Samson is a developer advocate at his company. He is focused on connecting users to the correct projects. Samson is able to organize (virtual) events, is immersed in the larger open source community, and is a connector. In short, Samson cultivates community. He takes the initiative to join the monthly open community calls and Slack channels. Samson works with subject matter experts and current maintainers to understand what kind of events they want to become involved in and speak at. He then creates an event playbook that outlines how to get involved with those targeted communities and how a representative from Skooner can host an event. Samson also collaborates with Marie, a maintainer and the lead designer for the project, to create slide templates - complete with a standard set of talking points. At this point Samson is invited to become a maintainer. However, his work doesn’t stop there. In addition to the events he oversees, he also has an ongoing collaboration with Sue to create blog articles to evangelize Skooner’s new features.
Marie is a designer. She is also passionate about open source. She finds Skooner during Hacktoberfest when she sees an open issue for a new logo. Marie talks to the current maintainers, sends out a survey on Slack. She incorporates feedback and creates three iterations of a logo. Marie presents it to the community and perfects the logo that the community chooses. Once she submits the logo, she notices that the project doesn’t have a design guide or color palette. Marie carves out time in the next open community call to discuss these items. After she gets feedback on both items, Marie creates and submits both the color palette and design guide. She also makes it known that she wants to be the lead designer for Skooner, providing a list of assets that need to be created that she believes will help make Skooner more recognizable. Marie then starts to recruit other designers to help create assets. She manages and triages tickets and has a steady flow of iterations from contributors being submitted. At this point she is invited to become a maintainer.

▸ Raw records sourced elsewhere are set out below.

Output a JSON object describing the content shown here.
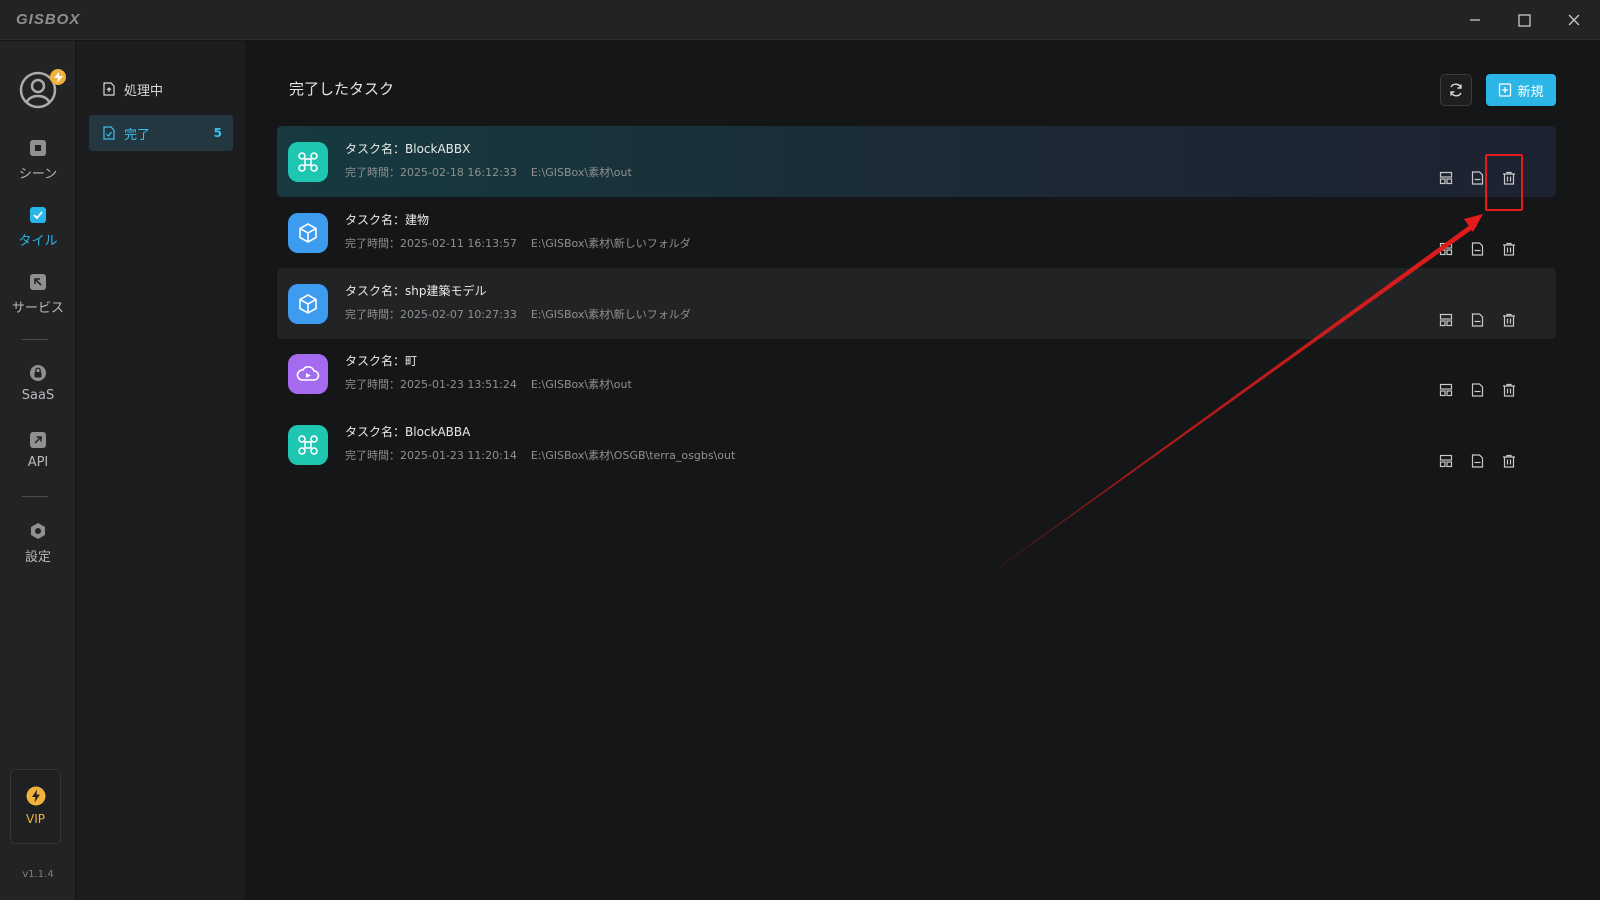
{
  "app": {
    "logo": "GISBOX",
    "version": "v1.1.4"
  },
  "rail": {
    "items": [
      {
        "label": "シーン"
      },
      {
        "label": "タイル"
      },
      {
        "label": "サービス"
      },
      {
        "label": "SaaS"
      },
      {
        "label": "API"
      },
      {
        "label": "設定"
      }
    ],
    "vip_label": "VIP"
  },
  "subnav": {
    "processing_label": "処理中",
    "done_label": "完了",
    "done_count": "5"
  },
  "main": {
    "title": "完了したタスク",
    "new_label": "新規"
  },
  "tasks": [
    {
      "name": "タスク名：BlockABBX",
      "time": "完了時間：2025-02-18 16:12:33",
      "path": "E:\\GISBox\\素材\\out",
      "icon": "drone-icon",
      "color": "#1fc6b2"
    },
    {
      "name": "タスク名：建物",
      "time": "完了時間：2025-02-11 16:13:57",
      "path": "E:\\GISBox\\素材\\新しいフォルダ",
      "icon": "cube-icon",
      "color": "#3d9bf0"
    },
    {
      "name": "タスク名：shp建築モデル",
      "time": "完了時間：2025-02-07 10:27:33",
      "path": "E:\\GISBox\\素材\\新しいフォルダ",
      "icon": "cube-icon",
      "color": "#3d9bf0"
    },
    {
      "name": "タスク名：町",
      "time": "完了時間：2025-01-23 13:51:24",
      "path": "E:\\GISBox\\素材\\out",
      "icon": "cloud-play-icon",
      "color": "#a46bf0"
    },
    {
      "name": "タスク名：BlockABBA",
      "time": "完了時間：2025-01-23 11:20:14",
      "path": "E:\\GISBox\\素材\\OSGB\\terra_osgbs\\out",
      "icon": "drone-icon",
      "color": "#1fc6b2"
    }
  ],
  "colors": {
    "accent": "#2cb6e6",
    "vip": "#f0b23c",
    "callout": "#e51b1b"
  }
}
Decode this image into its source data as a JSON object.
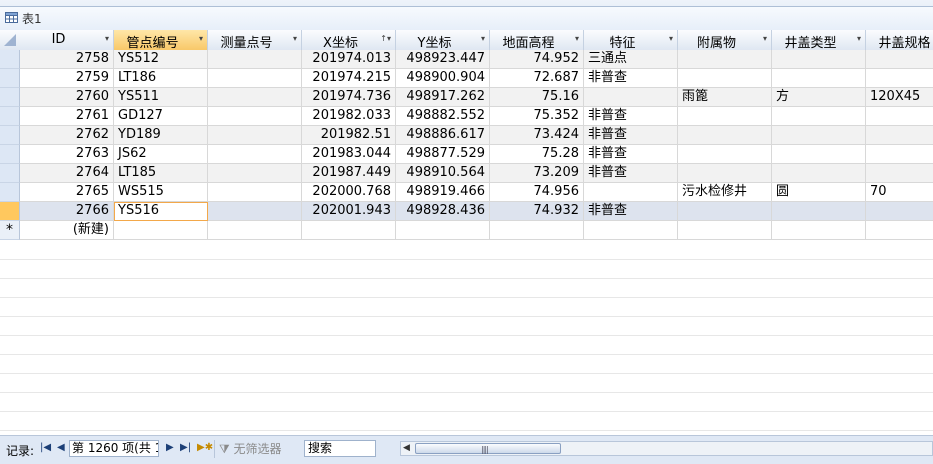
{
  "tab": {
    "label": "表1"
  },
  "columns": [
    {
      "label": "ID",
      "sorted": false,
      "icon": "dropdown-arrow"
    },
    {
      "label": "管点编号",
      "sorted": false,
      "icon": "dropdown-arrow"
    },
    {
      "label": "测量点号",
      "sorted": false,
      "icon": "dropdown-arrow"
    },
    {
      "label": "X坐标",
      "sorted": true,
      "icon": "sort-dropdown"
    },
    {
      "label": "Y坐标",
      "sorted": false,
      "icon": "dropdown-arrow"
    },
    {
      "label": "地面高程",
      "sorted": false,
      "icon": "dropdown-arrow"
    },
    {
      "label": "特征",
      "sorted": false,
      "icon": "dropdown-arrow"
    },
    {
      "label": "附属物",
      "sorted": false,
      "icon": "dropdown-arrow"
    },
    {
      "label": "井盖类型",
      "sorted": false,
      "icon": "dropdown-arrow"
    },
    {
      "label": "井盖规格",
      "sorted": false,
      "icon": "dropdown-arrow"
    }
  ],
  "rows": [
    [
      "2758",
      "YS512",
      "",
      "201974.013",
      "498923.447",
      "74.952",
      "三通点",
      "",
      "",
      ""
    ],
    [
      "2759",
      "LT186",
      "",
      "201974.215",
      "498900.904",
      "72.687",
      "非普查",
      "",
      "",
      ""
    ],
    [
      "2760",
      "YS511",
      "",
      "201974.736",
      "498917.262",
      "75.16",
      "",
      "雨篦",
      "方",
      "120X45"
    ],
    [
      "2761",
      "GD127",
      "",
      "201982.033",
      "498882.552",
      "75.352",
      "非普查",
      "",
      "",
      ""
    ],
    [
      "2762",
      "YD189",
      "",
      "201982.51",
      "498886.617",
      "73.424",
      "非普查",
      "",
      "",
      ""
    ],
    [
      "2763",
      "JS62",
      "",
      "201983.044",
      "498877.529",
      "75.28",
      "非普查",
      "",
      "",
      ""
    ],
    [
      "2764",
      "LT185",
      "",
      "201987.449",
      "498910.564",
      "73.209",
      "非普查",
      "",
      "",
      ""
    ],
    [
      "2765",
      "WS515",
      "",
      "202000.768",
      "498919.466",
      "74.956",
      "",
      "污水检修井",
      "圆",
      "70"
    ],
    [
      "2766",
      "YS516",
      "",
      "202001.943",
      "498928.436",
      "74.932",
      "非普查",
      "",
      "",
      ""
    ]
  ],
  "new_row": {
    "marker": "*",
    "label": "(新建)"
  },
  "status": {
    "record_label": "记录:",
    "record_position": "第 1260 项(共 1",
    "filter_label": "无筛选器",
    "search_label": "搜索"
  }
}
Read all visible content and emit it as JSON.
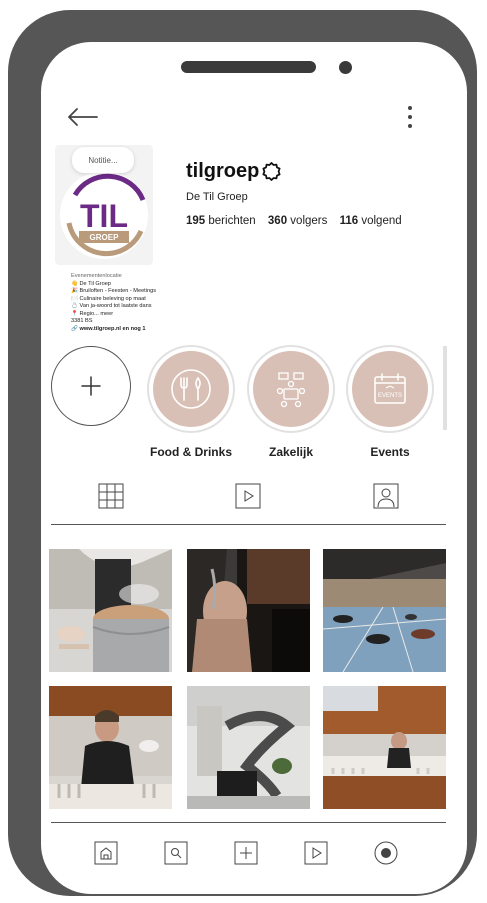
{
  "profile": {
    "username": "tilgroep",
    "full_name": "De Til Groep",
    "note_bubble": "Notitie...",
    "logo_text": "TIL",
    "logo_subtext": "GROEP",
    "stats": {
      "posts_count": "195",
      "posts_label": "berichten",
      "followers_count": "360",
      "followers_label": "volgers",
      "following_count": "116",
      "following_label": "volgend"
    },
    "bio": {
      "category": "Evenementenlocatie",
      "lines": [
        "👋 De Til Groep",
        "🎉 Bruiloften - Feesten - Meetings",
        "🍽️ Culinaire beleving op maat",
        "💍 Van ja-woord tot laatste dans",
        "📍 Regio... meer"
      ],
      "postcode": "3381 BS",
      "link": "www.tilgroep.nl en nog 1"
    }
  },
  "highlights": [
    {
      "label": "Food & Drinks",
      "icon": "food-drinks-icon"
    },
    {
      "label": "Zakelijk",
      "icon": "meeting-icon"
    },
    {
      "label": "Events",
      "icon": "events-calendar-icon"
    }
  ],
  "new_highlight": {
    "icon": "plus-icon"
  },
  "tabs": [
    "grid-icon",
    "reels-icon",
    "tagged-icon"
  ],
  "bottom_nav": [
    "home-icon",
    "search-icon",
    "create-icon",
    "reels-icon",
    "profile-icon"
  ],
  "colors": {
    "phone_frame": "#565656",
    "highlight_fill": "#d9c0b6",
    "logo_purple": "#6b2a86",
    "logo_gold": "#b99a7a"
  }
}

# Maintainer Responsibilities and Recognition

A maintainer has many responsibilities, including

  • reviewing code
  • giving talks
  • writing blogs
  • merging PRs
  • providing release support/release management
  • proposing new features/being involved in roadmap planning
  • attending open community calls
  • Answering questions in Slack

While we won't ask a maintainer to do all of the above, we do hope that they will take on multiple duties.

This is how we will recognize you within the community:

  • You will be featured on our website, specifically under a page that lists committers, maintainers, and release managers.
  • You will be added to Skooner's official on GitHub.